■ Goal of the exercise: If a line of the data below contains the string "true", copy it into your answer.

■ Source material:
=== Section Start ===
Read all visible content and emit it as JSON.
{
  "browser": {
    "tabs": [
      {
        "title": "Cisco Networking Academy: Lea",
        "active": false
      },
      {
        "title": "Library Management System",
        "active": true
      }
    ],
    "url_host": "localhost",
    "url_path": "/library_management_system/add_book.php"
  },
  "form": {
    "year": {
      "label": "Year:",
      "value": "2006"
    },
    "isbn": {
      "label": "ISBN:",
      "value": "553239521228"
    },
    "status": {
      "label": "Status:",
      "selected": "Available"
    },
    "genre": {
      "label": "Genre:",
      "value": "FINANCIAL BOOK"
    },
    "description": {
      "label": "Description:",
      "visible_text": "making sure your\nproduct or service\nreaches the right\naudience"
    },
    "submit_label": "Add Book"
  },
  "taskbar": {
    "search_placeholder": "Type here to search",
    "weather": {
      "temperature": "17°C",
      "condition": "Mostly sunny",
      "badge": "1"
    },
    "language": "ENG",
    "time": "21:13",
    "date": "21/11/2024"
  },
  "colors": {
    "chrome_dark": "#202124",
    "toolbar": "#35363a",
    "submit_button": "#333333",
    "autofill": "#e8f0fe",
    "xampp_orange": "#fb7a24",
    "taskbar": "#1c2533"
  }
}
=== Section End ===
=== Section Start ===
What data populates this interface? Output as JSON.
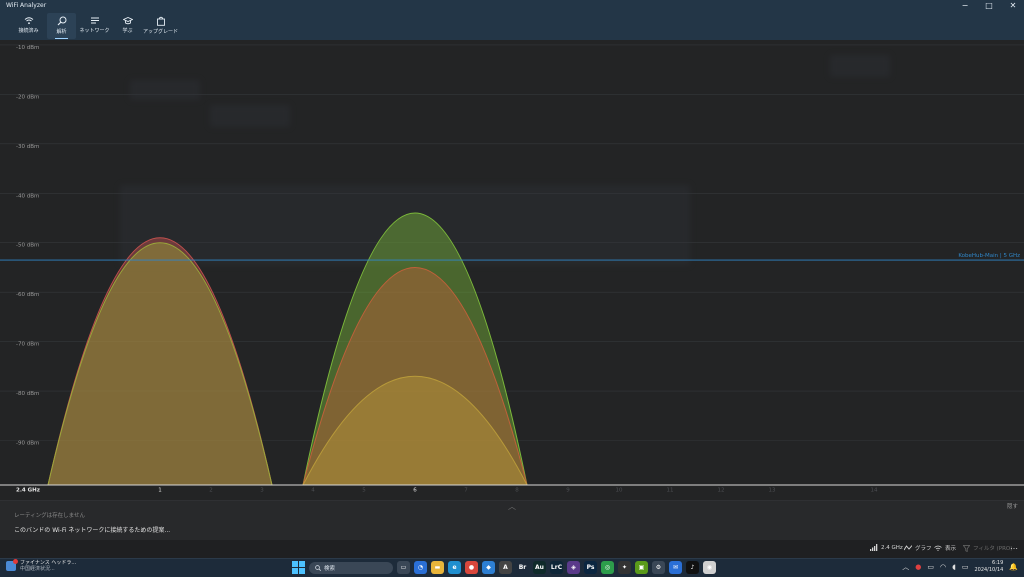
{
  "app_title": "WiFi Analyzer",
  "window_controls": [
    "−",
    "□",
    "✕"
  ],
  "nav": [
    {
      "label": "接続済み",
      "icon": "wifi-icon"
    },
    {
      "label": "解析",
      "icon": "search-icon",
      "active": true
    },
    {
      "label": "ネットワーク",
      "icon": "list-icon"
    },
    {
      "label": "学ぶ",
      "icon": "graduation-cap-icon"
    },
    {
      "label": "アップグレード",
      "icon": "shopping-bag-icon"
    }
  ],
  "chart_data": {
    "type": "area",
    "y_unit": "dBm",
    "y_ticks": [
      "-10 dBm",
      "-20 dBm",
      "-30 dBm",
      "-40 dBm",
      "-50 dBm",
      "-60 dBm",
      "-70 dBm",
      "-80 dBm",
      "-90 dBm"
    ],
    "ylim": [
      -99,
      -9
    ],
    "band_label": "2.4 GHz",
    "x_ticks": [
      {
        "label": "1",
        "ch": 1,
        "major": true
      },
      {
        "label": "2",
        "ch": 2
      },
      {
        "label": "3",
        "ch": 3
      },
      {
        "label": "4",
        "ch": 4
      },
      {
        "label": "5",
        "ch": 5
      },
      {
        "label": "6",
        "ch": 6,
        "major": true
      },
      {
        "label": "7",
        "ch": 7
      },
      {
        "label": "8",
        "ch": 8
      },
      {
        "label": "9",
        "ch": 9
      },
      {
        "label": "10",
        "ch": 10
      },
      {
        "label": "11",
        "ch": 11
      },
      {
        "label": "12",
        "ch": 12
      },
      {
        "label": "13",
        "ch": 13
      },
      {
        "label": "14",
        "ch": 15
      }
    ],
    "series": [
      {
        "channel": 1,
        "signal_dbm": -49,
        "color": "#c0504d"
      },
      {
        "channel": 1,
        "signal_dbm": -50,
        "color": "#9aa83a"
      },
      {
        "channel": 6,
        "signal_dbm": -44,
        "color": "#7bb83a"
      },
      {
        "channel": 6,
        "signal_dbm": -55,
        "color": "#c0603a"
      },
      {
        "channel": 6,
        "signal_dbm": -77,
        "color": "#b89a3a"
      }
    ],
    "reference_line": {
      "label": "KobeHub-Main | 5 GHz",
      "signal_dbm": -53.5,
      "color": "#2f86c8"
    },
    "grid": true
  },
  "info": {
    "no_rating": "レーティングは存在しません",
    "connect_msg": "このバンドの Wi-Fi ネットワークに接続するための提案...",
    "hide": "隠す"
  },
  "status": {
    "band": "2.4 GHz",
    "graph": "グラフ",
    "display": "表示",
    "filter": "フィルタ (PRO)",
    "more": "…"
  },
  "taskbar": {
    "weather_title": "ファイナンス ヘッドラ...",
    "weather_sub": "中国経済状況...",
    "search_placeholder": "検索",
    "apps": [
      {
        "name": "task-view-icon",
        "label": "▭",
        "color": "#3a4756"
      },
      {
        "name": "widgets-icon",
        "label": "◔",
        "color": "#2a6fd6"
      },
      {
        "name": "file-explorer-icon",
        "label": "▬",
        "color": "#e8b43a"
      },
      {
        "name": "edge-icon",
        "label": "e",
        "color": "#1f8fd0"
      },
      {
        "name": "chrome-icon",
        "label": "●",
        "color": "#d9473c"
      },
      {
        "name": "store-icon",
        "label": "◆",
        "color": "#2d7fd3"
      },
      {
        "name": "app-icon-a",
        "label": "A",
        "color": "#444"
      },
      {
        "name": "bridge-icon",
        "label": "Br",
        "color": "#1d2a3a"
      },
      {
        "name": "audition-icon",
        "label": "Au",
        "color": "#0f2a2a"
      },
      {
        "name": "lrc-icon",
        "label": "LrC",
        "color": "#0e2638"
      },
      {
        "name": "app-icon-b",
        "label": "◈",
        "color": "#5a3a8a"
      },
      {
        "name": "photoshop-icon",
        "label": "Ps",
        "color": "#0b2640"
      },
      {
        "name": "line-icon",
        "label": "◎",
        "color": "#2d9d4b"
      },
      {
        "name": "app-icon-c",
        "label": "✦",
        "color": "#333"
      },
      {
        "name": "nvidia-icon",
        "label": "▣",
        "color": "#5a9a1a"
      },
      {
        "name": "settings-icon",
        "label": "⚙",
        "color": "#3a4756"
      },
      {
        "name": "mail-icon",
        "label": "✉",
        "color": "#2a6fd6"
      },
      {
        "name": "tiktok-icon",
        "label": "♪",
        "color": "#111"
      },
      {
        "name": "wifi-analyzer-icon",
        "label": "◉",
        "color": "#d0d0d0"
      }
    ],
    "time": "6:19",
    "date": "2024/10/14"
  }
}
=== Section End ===
■ Your solution:
        "active": true
      "active": true
        "major": true
        "major": true
    "grid": true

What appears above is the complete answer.